Moderation, rather than abstinence, sounds good to me. But are there benefits to doing a month-long sobriety challenge? “Challenges like Dry January can often offer time and space to reflect on your personal habits,” said Dr. Volpicelli. “For example, if you drink on just one day a week, but on that day, you have six drinks, you may find yourself experiencing ‘hangxiety,’ or anxiety following a night of drinking. Cutting out these binge drinking days (four or more drinks for women) can help identify whether alcohol could be causing some of those negative thoughts and feelings.”
Is my drinking a problem?

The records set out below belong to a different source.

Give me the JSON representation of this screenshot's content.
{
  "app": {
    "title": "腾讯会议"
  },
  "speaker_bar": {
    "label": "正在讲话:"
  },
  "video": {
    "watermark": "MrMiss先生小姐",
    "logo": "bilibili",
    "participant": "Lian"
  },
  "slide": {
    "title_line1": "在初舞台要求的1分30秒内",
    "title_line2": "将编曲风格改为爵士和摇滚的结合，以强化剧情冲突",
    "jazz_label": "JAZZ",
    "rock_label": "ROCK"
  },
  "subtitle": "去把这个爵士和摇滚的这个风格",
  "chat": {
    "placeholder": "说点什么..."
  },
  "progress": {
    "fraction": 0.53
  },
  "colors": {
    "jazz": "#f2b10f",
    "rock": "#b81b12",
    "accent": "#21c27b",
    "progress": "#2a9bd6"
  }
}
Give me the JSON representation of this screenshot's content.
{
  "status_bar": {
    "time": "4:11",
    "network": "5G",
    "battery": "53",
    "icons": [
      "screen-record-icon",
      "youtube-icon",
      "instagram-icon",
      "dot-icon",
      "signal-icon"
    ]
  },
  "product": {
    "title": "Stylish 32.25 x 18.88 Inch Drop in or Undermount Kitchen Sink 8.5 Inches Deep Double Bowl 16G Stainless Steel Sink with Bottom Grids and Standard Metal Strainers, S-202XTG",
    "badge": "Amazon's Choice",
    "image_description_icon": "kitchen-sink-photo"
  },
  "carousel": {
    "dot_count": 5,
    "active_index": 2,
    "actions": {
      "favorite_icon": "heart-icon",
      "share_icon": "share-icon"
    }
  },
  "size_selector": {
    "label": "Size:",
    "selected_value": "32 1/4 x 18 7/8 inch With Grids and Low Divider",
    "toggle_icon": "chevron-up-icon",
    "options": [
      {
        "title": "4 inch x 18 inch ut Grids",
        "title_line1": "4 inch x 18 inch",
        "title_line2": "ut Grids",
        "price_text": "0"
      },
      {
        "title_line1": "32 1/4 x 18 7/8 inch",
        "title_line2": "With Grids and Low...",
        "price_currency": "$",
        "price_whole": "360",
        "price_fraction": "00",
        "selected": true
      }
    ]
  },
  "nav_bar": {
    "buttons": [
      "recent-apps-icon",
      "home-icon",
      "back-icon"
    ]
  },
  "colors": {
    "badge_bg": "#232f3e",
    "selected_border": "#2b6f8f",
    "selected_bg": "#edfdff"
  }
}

Dr. Volpicelli did advise me that my habit of drinking quickly and always ordering another drink could be cause for concern. “Research shows that people who find they have trouble controlling their drinking or have increased energy after a couple of drinks are at risk for problematic drinking,” he warned. “If you find that when you begin drinking, your desire to drink increases, you are at risk for alcohol addiction.” He recommended being more mindful about my drinking, starting with keeping track of what days I drink, and how much.
He also said I’m not alone — something I knew, but which is still reassuring to hear. “Studies have shown that more and more people have been turning to alcohol to cope with stress and anxiety during the pandemic,” Dr. Volpicelli said. And, even though it’s already March, he said it’s not too late to give Dry January a shot.
“You can still reap the benefits of a Dry (or Damp) January, including gaining insights into poor drinking habits, cutting down alcohol intake slowly over time, and recognizing anxious feelings associated with drinking, whether you start on January first or January 10th,” he said. (Or, um, March 14th?)
The bottom line? “An [abstinence] challenge is a valuable way to assess your relationship with alcohol,” said Dr. Volpicelli. “What you learn this month may motivate you to do something about your drinking.”
I’ll raise my glass (of seltzer with lime) to that!